Step 12: Seal the Deal. So, you’ve finished your masterpiece and decided it’s too good for the world to miss out on and you want to seal it and surf on it pronto. Clear coating is generally the point where things can go wildly wrong – the wrong choice of clear coat and paints can react with each other and cause havoc on your sexy paint job. I recommend sticking with an acrylic-based spray clear, I like to use Molotow’s Clear Coat Gloss or, for super heavy use you can use Spraymax 2k Clear which is super durable, but takes extra precautions (you need a really good quality mask as it’s super toxic) to apply since it is essentially car quality 2k in a can. Other people really rate Krylon K01305 Gallery Series Artist which I haven’t used myself. If in doubt, remember to test out your paints and clear coat on a piece of scrap wood or plastic before starting on your board. Check out the video below that I made on clear coating your surfboard. 


Now you’re done! That wasn’t so hard was it?

Looking for other easy painting techniques to pimp your plank? Then check these videos out to inspire you:





If you’re after some inspiration for what other people have done, check out the gallery of other people who’ve followed this tute and created their own masterpieces!
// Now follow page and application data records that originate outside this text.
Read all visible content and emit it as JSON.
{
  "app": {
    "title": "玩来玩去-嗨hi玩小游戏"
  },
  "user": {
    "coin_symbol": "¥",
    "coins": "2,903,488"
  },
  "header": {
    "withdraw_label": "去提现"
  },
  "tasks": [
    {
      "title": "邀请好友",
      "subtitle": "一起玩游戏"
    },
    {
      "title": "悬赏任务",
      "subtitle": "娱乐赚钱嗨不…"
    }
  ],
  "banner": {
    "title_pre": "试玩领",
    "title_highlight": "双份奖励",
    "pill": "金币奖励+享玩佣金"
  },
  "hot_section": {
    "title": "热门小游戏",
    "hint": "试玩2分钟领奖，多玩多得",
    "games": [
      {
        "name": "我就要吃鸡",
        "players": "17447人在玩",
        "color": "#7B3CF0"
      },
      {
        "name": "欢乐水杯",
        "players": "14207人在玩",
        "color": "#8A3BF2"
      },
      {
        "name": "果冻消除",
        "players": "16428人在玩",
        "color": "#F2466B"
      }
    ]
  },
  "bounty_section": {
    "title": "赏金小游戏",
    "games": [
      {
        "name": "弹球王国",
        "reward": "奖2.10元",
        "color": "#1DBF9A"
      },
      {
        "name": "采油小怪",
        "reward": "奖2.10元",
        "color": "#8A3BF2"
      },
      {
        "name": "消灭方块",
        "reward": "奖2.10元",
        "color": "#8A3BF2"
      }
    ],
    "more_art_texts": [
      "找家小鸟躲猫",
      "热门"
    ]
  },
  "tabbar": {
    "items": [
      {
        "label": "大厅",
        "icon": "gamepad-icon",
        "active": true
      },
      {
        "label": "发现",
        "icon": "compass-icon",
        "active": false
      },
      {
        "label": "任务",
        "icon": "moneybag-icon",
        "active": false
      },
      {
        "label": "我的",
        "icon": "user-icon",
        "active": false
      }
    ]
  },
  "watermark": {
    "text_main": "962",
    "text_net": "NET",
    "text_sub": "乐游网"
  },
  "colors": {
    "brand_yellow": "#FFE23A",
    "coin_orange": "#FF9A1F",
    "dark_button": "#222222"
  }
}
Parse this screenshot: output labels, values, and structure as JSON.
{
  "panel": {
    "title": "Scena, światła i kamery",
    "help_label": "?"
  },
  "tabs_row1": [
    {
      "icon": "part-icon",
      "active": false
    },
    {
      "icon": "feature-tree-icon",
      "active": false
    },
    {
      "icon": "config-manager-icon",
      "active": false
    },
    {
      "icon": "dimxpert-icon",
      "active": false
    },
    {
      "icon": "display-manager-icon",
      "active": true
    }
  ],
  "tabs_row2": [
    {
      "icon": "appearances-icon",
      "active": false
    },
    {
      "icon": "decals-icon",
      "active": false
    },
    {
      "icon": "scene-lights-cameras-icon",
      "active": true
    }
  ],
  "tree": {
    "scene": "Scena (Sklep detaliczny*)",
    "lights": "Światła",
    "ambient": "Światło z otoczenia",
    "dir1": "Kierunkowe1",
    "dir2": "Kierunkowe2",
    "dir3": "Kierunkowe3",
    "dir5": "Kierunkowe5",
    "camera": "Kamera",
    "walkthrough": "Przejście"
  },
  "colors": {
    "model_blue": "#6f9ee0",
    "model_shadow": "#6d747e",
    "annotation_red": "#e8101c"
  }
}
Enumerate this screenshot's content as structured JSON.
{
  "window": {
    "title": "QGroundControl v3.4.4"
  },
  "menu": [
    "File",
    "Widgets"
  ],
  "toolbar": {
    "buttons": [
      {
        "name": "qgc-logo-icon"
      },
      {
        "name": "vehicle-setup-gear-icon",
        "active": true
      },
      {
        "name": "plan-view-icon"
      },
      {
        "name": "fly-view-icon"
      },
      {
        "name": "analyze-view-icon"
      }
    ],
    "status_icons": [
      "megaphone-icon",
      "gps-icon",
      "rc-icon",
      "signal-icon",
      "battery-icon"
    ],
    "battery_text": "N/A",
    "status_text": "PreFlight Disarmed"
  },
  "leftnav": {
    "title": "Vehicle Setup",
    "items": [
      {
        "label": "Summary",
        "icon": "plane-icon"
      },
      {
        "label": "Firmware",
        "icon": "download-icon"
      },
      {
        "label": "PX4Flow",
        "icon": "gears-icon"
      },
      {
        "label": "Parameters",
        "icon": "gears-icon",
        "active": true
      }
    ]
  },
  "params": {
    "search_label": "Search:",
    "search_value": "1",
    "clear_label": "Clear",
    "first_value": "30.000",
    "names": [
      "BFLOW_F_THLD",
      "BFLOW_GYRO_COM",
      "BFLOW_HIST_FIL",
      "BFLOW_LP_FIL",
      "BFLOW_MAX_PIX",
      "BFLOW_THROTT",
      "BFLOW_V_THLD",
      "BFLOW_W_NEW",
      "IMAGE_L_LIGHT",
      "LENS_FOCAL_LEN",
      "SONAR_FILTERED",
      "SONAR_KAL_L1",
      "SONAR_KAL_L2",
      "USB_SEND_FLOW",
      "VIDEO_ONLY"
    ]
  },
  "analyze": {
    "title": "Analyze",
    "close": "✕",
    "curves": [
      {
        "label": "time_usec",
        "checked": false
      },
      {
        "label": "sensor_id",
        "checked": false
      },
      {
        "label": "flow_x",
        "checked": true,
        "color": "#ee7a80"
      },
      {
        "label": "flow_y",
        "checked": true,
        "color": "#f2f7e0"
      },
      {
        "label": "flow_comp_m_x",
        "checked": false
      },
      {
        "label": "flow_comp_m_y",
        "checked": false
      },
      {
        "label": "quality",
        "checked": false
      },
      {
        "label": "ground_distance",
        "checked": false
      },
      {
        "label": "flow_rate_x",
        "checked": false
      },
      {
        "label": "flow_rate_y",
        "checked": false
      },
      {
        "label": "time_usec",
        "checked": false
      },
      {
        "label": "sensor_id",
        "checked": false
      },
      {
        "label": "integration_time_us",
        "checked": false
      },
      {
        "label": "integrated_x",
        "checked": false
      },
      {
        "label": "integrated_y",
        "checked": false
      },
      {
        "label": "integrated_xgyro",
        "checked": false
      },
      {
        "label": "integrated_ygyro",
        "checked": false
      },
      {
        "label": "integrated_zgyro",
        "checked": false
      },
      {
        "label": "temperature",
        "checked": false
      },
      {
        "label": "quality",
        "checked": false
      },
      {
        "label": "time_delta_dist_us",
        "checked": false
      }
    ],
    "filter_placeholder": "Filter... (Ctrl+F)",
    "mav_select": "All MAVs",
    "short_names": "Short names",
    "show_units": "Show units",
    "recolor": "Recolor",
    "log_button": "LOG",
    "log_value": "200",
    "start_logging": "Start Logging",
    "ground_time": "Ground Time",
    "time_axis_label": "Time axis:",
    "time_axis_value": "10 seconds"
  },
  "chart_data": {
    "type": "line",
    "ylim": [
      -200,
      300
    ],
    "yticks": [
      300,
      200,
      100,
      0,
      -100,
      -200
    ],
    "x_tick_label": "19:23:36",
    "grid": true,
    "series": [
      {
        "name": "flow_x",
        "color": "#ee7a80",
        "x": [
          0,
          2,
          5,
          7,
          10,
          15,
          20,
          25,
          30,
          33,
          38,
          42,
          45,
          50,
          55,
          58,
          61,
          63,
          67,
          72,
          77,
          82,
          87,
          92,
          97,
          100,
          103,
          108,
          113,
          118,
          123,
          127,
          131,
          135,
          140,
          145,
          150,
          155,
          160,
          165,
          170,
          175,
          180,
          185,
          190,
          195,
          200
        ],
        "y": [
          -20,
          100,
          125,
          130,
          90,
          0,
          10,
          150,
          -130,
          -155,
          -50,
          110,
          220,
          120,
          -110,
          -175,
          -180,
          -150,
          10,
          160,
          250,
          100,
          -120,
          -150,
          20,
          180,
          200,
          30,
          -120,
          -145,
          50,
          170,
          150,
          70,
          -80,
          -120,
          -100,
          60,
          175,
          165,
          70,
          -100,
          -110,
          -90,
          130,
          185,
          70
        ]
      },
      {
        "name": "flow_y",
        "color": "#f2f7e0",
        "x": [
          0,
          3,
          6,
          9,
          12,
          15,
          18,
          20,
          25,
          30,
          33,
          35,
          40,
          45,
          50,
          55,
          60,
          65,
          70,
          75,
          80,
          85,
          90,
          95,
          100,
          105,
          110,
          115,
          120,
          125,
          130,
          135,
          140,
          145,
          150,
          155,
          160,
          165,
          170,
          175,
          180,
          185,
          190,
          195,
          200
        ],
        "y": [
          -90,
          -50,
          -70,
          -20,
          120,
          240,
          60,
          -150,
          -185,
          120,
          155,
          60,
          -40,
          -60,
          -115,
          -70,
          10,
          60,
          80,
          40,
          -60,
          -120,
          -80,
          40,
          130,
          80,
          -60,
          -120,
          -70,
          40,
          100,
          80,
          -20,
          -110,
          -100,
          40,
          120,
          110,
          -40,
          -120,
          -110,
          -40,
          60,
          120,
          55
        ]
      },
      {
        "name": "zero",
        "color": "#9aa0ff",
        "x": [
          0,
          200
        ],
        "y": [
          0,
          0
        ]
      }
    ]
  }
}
PS – if you have any questions or comments, please feel free to leave one below. New tutorials are in the works, so subscribe to this blog or to Fieldey TV on YouTube to stay in touch.

This post contains affiliate links to some of my favourite products on Amazon, meaning that if you buy any of the products mentioned above, at no cost to you, I get a small commission for the sale which helps me keep on making rad content!


Filed under How To, Surf Art, Surfboard, Tutorials